*** Opening Data section ***

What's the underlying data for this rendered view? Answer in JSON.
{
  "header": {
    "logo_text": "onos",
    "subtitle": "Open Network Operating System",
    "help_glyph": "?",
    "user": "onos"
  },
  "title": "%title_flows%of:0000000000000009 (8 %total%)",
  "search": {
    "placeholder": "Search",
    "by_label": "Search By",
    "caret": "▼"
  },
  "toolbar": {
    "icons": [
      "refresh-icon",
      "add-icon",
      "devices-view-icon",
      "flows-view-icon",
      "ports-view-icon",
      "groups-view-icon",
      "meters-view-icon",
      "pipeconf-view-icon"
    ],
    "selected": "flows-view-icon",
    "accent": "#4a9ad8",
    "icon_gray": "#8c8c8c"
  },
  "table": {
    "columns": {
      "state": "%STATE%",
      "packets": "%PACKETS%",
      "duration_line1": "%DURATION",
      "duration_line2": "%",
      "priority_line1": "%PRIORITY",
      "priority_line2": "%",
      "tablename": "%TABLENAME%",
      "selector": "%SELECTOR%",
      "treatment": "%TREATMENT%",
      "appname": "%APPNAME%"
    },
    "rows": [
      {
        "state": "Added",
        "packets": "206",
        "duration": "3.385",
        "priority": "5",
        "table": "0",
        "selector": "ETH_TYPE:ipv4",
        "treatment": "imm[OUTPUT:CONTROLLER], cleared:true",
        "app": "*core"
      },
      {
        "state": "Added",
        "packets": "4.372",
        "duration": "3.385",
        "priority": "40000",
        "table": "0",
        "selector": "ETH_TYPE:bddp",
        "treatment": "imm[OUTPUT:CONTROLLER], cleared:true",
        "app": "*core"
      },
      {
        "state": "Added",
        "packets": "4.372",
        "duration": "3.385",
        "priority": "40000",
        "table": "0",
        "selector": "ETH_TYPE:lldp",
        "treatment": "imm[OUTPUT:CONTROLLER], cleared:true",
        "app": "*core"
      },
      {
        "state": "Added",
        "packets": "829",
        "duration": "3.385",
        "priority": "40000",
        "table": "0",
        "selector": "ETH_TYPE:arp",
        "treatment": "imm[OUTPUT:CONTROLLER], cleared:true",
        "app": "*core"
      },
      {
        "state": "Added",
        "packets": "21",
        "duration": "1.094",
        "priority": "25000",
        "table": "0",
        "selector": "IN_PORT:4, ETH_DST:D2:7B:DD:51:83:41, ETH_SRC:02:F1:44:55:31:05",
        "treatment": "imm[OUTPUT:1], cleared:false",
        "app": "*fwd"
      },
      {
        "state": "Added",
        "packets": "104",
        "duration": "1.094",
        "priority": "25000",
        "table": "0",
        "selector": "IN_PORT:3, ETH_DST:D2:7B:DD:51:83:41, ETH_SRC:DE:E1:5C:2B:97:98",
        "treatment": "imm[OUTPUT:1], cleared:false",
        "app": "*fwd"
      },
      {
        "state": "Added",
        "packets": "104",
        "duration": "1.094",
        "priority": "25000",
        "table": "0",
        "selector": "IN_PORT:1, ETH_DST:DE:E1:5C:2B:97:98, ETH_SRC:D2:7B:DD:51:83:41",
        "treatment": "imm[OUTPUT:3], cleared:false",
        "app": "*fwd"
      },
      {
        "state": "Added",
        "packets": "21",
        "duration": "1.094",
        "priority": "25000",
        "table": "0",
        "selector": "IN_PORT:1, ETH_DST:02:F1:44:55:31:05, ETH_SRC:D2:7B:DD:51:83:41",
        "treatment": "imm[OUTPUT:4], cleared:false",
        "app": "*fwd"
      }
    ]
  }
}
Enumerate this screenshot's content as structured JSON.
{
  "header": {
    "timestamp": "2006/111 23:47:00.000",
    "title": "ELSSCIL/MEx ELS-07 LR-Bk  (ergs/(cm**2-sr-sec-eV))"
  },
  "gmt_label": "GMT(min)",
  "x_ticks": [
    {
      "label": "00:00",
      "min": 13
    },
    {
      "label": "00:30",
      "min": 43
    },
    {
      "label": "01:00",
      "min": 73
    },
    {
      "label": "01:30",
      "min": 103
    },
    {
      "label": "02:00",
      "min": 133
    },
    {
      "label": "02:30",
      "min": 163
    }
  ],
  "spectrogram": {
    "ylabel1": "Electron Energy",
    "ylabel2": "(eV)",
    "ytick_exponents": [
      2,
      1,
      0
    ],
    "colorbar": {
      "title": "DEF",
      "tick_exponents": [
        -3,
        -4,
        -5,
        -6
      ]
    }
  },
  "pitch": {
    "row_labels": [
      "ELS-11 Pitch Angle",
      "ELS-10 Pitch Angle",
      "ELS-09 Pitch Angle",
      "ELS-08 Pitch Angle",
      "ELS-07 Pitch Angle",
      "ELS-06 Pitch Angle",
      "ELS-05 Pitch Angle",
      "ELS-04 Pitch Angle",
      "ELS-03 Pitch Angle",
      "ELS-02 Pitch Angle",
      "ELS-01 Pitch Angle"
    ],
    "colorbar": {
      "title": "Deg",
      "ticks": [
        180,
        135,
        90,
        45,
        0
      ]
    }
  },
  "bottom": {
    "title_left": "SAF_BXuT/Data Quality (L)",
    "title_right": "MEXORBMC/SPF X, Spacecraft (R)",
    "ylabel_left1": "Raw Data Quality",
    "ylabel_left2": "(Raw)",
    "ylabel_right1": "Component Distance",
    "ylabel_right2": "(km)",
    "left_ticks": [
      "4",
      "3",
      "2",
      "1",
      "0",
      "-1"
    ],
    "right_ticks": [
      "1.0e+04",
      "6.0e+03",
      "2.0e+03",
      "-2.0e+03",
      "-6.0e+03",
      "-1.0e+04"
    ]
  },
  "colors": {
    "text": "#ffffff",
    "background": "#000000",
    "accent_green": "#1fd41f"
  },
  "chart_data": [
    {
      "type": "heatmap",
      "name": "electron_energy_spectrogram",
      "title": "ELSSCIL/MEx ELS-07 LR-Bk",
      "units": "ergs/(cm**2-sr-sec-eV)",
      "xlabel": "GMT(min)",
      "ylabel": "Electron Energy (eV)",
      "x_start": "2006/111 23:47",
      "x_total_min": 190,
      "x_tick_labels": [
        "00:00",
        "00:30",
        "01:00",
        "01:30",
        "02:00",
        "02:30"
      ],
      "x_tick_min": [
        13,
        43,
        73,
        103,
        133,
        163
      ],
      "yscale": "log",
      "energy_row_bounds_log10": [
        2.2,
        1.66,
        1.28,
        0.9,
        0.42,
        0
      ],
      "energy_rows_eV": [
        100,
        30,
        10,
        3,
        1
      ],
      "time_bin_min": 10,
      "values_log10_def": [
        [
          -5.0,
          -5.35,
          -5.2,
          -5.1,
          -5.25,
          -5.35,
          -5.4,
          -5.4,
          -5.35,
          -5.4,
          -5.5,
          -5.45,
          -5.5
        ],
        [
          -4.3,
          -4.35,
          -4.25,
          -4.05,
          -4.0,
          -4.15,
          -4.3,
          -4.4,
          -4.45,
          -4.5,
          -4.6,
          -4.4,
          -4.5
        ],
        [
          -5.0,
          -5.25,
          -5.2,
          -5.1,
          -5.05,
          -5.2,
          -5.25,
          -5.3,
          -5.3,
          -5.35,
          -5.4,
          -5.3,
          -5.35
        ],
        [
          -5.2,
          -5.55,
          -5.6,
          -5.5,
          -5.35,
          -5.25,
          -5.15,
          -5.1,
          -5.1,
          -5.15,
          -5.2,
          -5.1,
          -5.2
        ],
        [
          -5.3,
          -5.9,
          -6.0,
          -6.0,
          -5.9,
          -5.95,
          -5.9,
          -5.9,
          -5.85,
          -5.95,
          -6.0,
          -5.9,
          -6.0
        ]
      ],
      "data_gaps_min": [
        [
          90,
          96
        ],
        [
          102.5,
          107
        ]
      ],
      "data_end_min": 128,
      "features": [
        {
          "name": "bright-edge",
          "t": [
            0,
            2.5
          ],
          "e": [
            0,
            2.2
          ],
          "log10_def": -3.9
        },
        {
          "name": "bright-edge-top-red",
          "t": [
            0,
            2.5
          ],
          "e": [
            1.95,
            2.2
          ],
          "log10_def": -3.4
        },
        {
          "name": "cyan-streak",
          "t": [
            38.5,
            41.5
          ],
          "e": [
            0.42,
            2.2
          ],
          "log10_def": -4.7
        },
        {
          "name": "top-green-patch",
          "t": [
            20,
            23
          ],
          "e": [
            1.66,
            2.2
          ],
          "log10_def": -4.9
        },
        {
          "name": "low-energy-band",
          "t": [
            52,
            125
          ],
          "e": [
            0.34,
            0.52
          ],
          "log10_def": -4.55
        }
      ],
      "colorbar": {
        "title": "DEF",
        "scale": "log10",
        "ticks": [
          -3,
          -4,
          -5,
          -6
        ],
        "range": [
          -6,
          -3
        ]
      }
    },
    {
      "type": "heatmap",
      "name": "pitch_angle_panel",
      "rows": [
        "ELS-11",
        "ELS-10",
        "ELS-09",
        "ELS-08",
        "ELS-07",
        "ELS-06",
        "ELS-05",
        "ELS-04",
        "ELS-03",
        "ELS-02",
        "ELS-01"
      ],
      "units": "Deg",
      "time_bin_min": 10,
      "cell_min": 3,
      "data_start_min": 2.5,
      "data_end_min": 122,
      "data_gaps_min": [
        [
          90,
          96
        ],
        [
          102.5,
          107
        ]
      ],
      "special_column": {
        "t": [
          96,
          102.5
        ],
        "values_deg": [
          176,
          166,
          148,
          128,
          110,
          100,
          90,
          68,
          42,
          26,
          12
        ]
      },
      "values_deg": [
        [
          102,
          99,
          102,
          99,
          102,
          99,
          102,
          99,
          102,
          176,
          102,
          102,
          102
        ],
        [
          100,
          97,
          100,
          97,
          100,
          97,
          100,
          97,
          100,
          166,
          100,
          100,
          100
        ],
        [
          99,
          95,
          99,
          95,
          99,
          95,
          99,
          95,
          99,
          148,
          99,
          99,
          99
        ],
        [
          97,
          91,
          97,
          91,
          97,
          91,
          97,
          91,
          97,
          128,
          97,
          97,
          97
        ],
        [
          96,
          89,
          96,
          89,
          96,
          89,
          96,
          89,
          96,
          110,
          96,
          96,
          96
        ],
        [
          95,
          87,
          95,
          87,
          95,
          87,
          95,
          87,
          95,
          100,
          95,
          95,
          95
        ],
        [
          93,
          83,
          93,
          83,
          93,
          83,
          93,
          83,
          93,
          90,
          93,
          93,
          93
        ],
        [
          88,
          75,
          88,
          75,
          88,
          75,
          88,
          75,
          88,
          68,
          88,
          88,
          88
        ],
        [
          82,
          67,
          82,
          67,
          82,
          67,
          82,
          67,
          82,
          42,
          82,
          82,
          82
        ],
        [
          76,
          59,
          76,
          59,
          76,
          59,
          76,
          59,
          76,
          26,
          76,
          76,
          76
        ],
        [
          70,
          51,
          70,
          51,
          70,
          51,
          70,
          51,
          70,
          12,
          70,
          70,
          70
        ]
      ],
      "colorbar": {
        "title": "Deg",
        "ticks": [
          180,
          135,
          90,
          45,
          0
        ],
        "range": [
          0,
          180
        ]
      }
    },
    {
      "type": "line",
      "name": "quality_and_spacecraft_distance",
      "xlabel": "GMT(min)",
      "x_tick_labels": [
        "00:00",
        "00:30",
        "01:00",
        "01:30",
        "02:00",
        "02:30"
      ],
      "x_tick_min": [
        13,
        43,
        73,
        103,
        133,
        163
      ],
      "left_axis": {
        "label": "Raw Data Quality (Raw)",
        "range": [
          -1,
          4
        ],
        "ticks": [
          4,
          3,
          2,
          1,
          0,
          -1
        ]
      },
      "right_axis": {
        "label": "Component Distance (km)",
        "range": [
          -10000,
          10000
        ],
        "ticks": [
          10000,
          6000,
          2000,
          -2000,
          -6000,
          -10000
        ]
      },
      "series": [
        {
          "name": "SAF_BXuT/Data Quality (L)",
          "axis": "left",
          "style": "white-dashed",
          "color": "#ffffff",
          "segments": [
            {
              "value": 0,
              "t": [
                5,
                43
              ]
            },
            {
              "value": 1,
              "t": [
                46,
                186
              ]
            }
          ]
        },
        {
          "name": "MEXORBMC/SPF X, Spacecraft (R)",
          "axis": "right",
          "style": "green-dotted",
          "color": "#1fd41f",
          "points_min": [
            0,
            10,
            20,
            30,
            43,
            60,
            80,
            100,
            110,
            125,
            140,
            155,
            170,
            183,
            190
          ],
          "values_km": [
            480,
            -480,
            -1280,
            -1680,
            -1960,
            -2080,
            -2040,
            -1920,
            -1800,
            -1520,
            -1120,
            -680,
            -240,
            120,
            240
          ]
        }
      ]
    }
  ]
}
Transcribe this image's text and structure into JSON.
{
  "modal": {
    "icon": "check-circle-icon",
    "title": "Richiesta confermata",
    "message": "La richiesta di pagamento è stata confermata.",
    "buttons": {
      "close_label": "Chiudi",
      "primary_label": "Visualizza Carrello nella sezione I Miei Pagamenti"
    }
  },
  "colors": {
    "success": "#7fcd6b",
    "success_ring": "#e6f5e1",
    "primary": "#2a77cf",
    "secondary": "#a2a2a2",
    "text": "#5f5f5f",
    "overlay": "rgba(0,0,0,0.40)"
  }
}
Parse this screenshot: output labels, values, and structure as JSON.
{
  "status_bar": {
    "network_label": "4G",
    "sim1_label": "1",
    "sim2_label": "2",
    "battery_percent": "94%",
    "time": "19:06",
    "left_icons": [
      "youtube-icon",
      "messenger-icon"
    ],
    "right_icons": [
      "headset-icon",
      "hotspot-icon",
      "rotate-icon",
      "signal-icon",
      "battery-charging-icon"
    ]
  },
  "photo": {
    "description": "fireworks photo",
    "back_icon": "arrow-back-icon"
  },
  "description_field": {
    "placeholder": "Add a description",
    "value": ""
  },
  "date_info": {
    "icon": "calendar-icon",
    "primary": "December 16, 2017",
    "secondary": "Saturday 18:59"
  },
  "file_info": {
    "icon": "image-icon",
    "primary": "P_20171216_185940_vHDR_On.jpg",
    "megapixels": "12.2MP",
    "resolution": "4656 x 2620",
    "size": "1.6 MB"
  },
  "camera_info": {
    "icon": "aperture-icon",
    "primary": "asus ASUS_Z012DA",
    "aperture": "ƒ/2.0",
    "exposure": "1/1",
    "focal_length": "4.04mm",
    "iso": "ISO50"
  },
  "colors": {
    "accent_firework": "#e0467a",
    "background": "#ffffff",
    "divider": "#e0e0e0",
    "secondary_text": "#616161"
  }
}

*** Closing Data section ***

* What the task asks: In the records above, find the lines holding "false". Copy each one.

* Answer for this exercise:
        "treatment": "imm[OUTPUT:1], cleared:false",
        "treatment": "imm[OUTPUT:1], cleared:false",
        "treatment": "imm[OUTPUT:3], cleared:false",
        "treatment": "imm[OUTPUT:4], cleared:false",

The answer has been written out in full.